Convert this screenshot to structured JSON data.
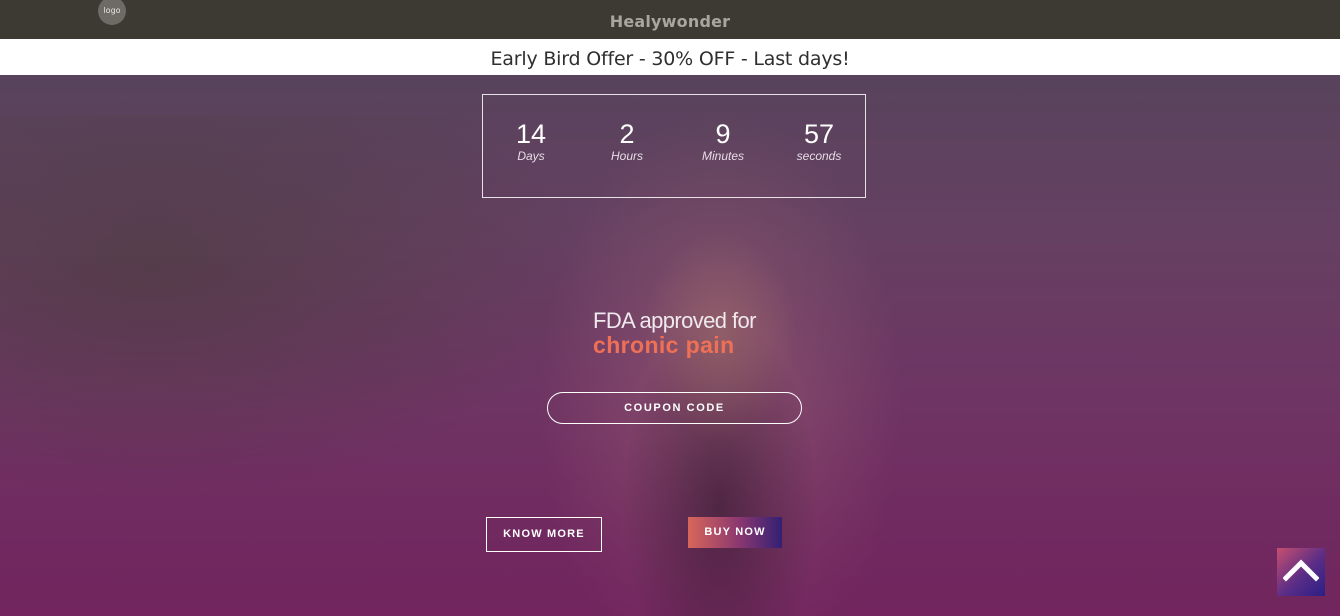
{
  "header": {
    "logo_text": "logo",
    "brand": "Healywonder"
  },
  "offer": {
    "text": "Early Bird Offer - 30% OFF - Last days!"
  },
  "countdown": [
    {
      "value": "14",
      "label": "Days"
    },
    {
      "value": "2",
      "label": "Hours"
    },
    {
      "value": "9",
      "label": "Minutes"
    },
    {
      "value": "57",
      "label": "seconds"
    }
  ],
  "hero": {
    "headline_line1": "FDA approved for",
    "headline_line2": "chronic pain",
    "coupon_label": "COUPON CODE",
    "know_more_label": "KNOW MORE",
    "buy_now_label": "BUY NOW"
  },
  "colors": {
    "accent": "#f07055",
    "topbar": "#3d3a34"
  },
  "icons": {
    "scroll_top": "chevron-up-icon"
  }
}
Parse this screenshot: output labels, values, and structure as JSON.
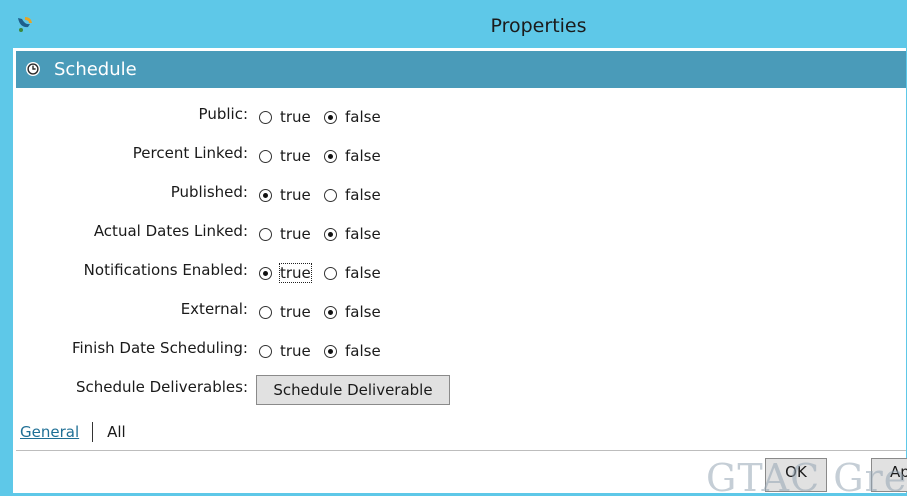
{
  "window": {
    "title": "Properties"
  },
  "section": {
    "title": "Schedule"
  },
  "properties": [
    {
      "label": "Public:",
      "options": [
        {
          "label": "true",
          "checked": false
        },
        {
          "label": "false",
          "checked": true
        }
      ]
    },
    {
      "label": "Percent Linked:",
      "options": [
        {
          "label": "true",
          "checked": false
        },
        {
          "label": "false",
          "checked": true
        }
      ]
    },
    {
      "label": "Published:",
      "options": [
        {
          "label": "true",
          "checked": true
        },
        {
          "label": "false",
          "checked": false
        }
      ]
    },
    {
      "label": "Actual Dates Linked:",
      "options": [
        {
          "label": "true",
          "checked": false
        },
        {
          "label": "false",
          "checked": true
        }
      ]
    },
    {
      "label": "Notifications Enabled:",
      "options": [
        {
          "label": "true",
          "checked": true,
          "focused": true
        },
        {
          "label": "false",
          "checked": false
        }
      ]
    },
    {
      "label": "External:",
      "options": [
        {
          "label": "true",
          "checked": false
        },
        {
          "label": "false",
          "checked": true
        }
      ]
    },
    {
      "label": "Finish Date Scheduling:",
      "options": [
        {
          "label": "true",
          "checked": false
        },
        {
          "label": "false",
          "checked": true
        }
      ]
    }
  ],
  "deliverables": {
    "label": "Schedule Deliverables:",
    "button_label": "Schedule Deliverable"
  },
  "tabs": {
    "general": "General",
    "all": "All"
  },
  "footer": {
    "ok_label": "OK",
    "apply_label": "Ap"
  },
  "watermark": {
    "text": "GTAC Grea"
  },
  "colors": {
    "titlebar": "#5ec8e8",
    "section_header": "#4a9bb9",
    "link": "#1f6f95"
  }
}
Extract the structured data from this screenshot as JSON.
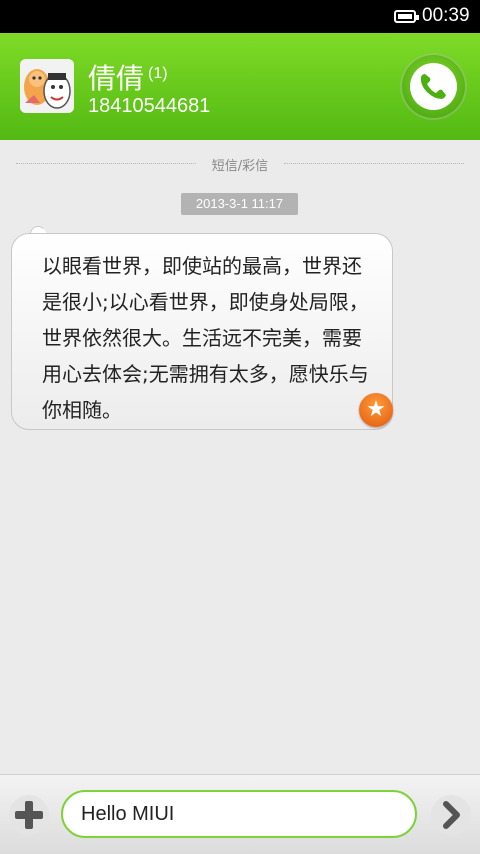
{
  "status_bar": {
    "time": "00:39"
  },
  "header": {
    "contact_name": "倩倩",
    "unread_count": "(1)",
    "phone_number": "18410544681"
  },
  "thread": {
    "section_label": "短信/彩信",
    "timestamp": "2013-3-1 11:17",
    "messages": [
      {
        "text": "以眼看世界，即使站的最高，世界还是很小;以心看世界，即使身处局限，世界依然很大。生活远不完美，需要用心去体会;无需拥有太多，愿快乐与你相随。",
        "starred": true
      }
    ]
  },
  "composer": {
    "value": "Hello MIUI"
  },
  "colors": {
    "header_green": "#64c91a",
    "input_border": "#7ed23a",
    "star_orange": "#f07b1f"
  },
  "icons": [
    "battery-icon",
    "contact-avatar",
    "phone-icon",
    "star-icon",
    "plus-icon",
    "chevron-right-icon"
  ]
}
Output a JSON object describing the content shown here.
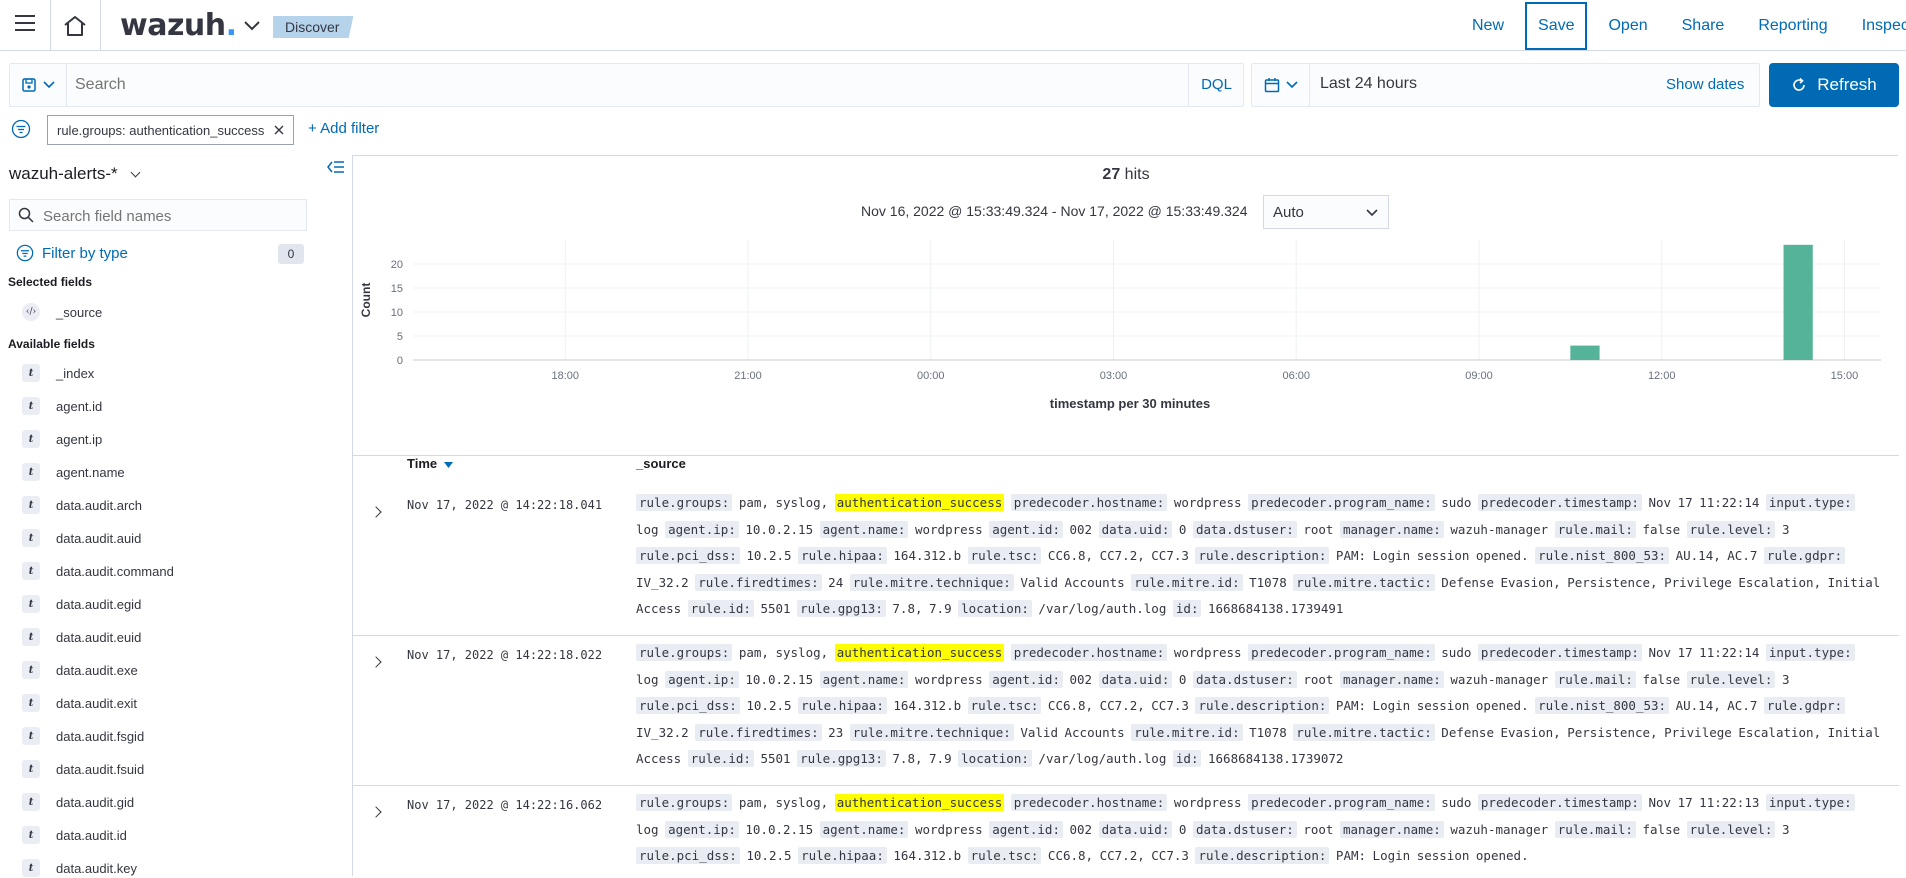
{
  "header": {
    "logo_text": "wazuh",
    "logo_dot": ".",
    "breadcrumb": "Discover",
    "nav": [
      "New",
      "Save",
      "Open",
      "Share",
      "Reporting",
      "Inspect"
    ]
  },
  "query": {
    "search_placeholder": "Search",
    "language": "DQL",
    "time_range": "Last 24 hours",
    "show_dates": "Show dates",
    "refresh": "Refresh"
  },
  "filters": {
    "active": "rule.groups: authentication_success",
    "add_filter": "+ Add filter"
  },
  "sidebar": {
    "index_pattern": "wazuh-alerts-*",
    "search_placeholder": "Search field names",
    "filter_by_type": "Filter by type",
    "filter_count": "0",
    "selected_heading": "Selected fields",
    "selected_fields": [
      "_source"
    ],
    "available_heading": "Available fields",
    "available_fields": [
      "_index",
      "agent.id",
      "agent.ip",
      "agent.name",
      "data.audit.arch",
      "data.audit.auid",
      "data.audit.command",
      "data.audit.egid",
      "data.audit.euid",
      "data.audit.exe",
      "data.audit.exit",
      "data.audit.fsgid",
      "data.audit.fsuid",
      "data.audit.gid",
      "data.audit.id",
      "data.audit.key"
    ]
  },
  "hits": {
    "count": "27",
    "label": "hits",
    "range": "Nov 16, 2022 @ 15:33:49.324 - Nov 17, 2022 @ 15:33:49.324",
    "interval": "Auto"
  },
  "chart_data": {
    "type": "bar",
    "xlabel": "timestamp per 30 minutes",
    "ylabel": "Count",
    "x_tick_labels": [
      "18:00",
      "21:00",
      "00:00",
      "03:00",
      "06:00",
      "09:00",
      "12:00",
      "15:00"
    ],
    "y_ticks": [
      0,
      5,
      10,
      15,
      20
    ],
    "ylim": [
      0,
      25
    ],
    "x_range_hours": [
      15.5,
      39.6
    ],
    "bars": [
      {
        "start_hour": 34.5,
        "value": 3
      },
      {
        "start_hour": 38.0,
        "value": 24
      }
    ],
    "color": "#54b399",
    "grid": true
  },
  "table": {
    "col_time": "Time",
    "col_source": "_source",
    "rows": [
      {
        "time": "Nov 17, 2022 @ 14:22:18.041",
        "fields": [
          [
            "rule.groups:",
            "pam, syslog, ",
            "authentication_success"
          ],
          [
            "predecoder.hostname:",
            "wordpress"
          ],
          [
            "predecoder.program_name:",
            "sudo"
          ],
          [
            "predecoder.timestamp:",
            "Nov 17 11:22:14"
          ],
          [
            "input.type:",
            "log"
          ],
          [
            "agent.ip:",
            "10.0.2.15"
          ],
          [
            "agent.name:",
            "wordpress"
          ],
          [
            "agent.id:",
            "002"
          ],
          [
            "data.uid:",
            "0"
          ],
          [
            "data.dstuser:",
            "root"
          ],
          [
            "manager.name:",
            "wazuh-manager"
          ],
          [
            "rule.mail:",
            "false"
          ],
          [
            "rule.level:",
            "3"
          ],
          [
            "rule.pci_dss:",
            "10.2.5"
          ],
          [
            "rule.hipaa:",
            "164.312.b"
          ],
          [
            "rule.tsc:",
            "CC6.8, CC7.2, CC7.3"
          ],
          [
            "rule.description:",
            "PAM: Login session opened."
          ],
          [
            "rule.nist_800_53:",
            "AU.14, AC.7"
          ],
          [
            "rule.gdpr:",
            "IV_32.2"
          ],
          [
            "rule.firedtimes:",
            "24"
          ],
          [
            "rule.mitre.technique:",
            "Valid Accounts"
          ],
          [
            "rule.mitre.id:",
            "T1078"
          ],
          [
            "rule.mitre.tactic:",
            "Defense Evasion, Persistence, Privilege Escalation, Initial Access"
          ],
          [
            "rule.id:",
            "5501"
          ],
          [
            "rule.gpg13:",
            "7.8, 7.9"
          ],
          [
            "location:",
            "/var/log/auth.log"
          ],
          [
            "id:",
            "1668684138.1739491"
          ]
        ]
      },
      {
        "time": "Nov 17, 2022 @ 14:22:18.022",
        "fields": [
          [
            "rule.groups:",
            "pam, syslog, ",
            "authentication_success"
          ],
          [
            "predecoder.hostname:",
            "wordpress"
          ],
          [
            "predecoder.program_name:",
            "sudo"
          ],
          [
            "predecoder.timestamp:",
            "Nov 17 11:22:14"
          ],
          [
            "input.type:",
            "log"
          ],
          [
            "agent.ip:",
            "10.0.2.15"
          ],
          [
            "agent.name:",
            "wordpress"
          ],
          [
            "agent.id:",
            "002"
          ],
          [
            "data.uid:",
            "0"
          ],
          [
            "data.dstuser:",
            "root"
          ],
          [
            "manager.name:",
            "wazuh-manager"
          ],
          [
            "rule.mail:",
            "false"
          ],
          [
            "rule.level:",
            "3"
          ],
          [
            "rule.pci_dss:",
            "10.2.5"
          ],
          [
            "rule.hipaa:",
            "164.312.b"
          ],
          [
            "rule.tsc:",
            "CC6.8, CC7.2, CC7.3"
          ],
          [
            "rule.description:",
            "PAM: Login session opened."
          ],
          [
            "rule.nist_800_53:",
            "AU.14, AC.7"
          ],
          [
            "rule.gdpr:",
            "IV_32.2"
          ],
          [
            "rule.firedtimes:",
            "23"
          ],
          [
            "rule.mitre.technique:",
            "Valid Accounts"
          ],
          [
            "rule.mitre.id:",
            "T1078"
          ],
          [
            "rule.mitre.tactic:",
            "Defense Evasion, Persistence, Privilege Escalation, Initial Access"
          ],
          [
            "rule.id:",
            "5501"
          ],
          [
            "rule.gpg13:",
            "7.8, 7.9"
          ],
          [
            "location:",
            "/var/log/auth.log"
          ],
          [
            "id:",
            "1668684138.1739072"
          ]
        ]
      },
      {
        "time": "Nov 17, 2022 @ 14:22:16.062",
        "fields": [
          [
            "rule.groups:",
            "pam, syslog, ",
            "authentication_success"
          ],
          [
            "predecoder.hostname:",
            "wordpress"
          ],
          [
            "predecoder.program_name:",
            "sudo"
          ],
          [
            "predecoder.timestamp:",
            "Nov 17 11:22:13"
          ],
          [
            "input.type:",
            "log"
          ],
          [
            "agent.ip:",
            "10.0.2.15"
          ],
          [
            "agent.name:",
            "wordpress"
          ],
          [
            "agent.id:",
            "002"
          ],
          [
            "data.uid:",
            "0"
          ],
          [
            "data.dstuser:",
            "root"
          ],
          [
            "manager.name:",
            "wazuh-manager"
          ],
          [
            "rule.mail:",
            "false"
          ],
          [
            "rule.level:",
            "3"
          ],
          [
            "rule.pci_dss:",
            "10.2.5"
          ],
          [
            "rule.hipaa:",
            "164.312.b"
          ],
          [
            "rule.tsc:",
            "CC6.8, CC7.2, CC7.3"
          ],
          [
            "rule.description:",
            "PAM: Login session opened."
          ]
        ]
      }
    ]
  }
}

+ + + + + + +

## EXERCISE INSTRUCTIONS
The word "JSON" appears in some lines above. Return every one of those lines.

## RESPONSE AREA
Convert this screenshot to structured JSON data.
Parse this screenshot: output labels, values, and structure as JSON.
Extract the structured data from this screenshot as JSON.
Output a JSON object describing the content shown here.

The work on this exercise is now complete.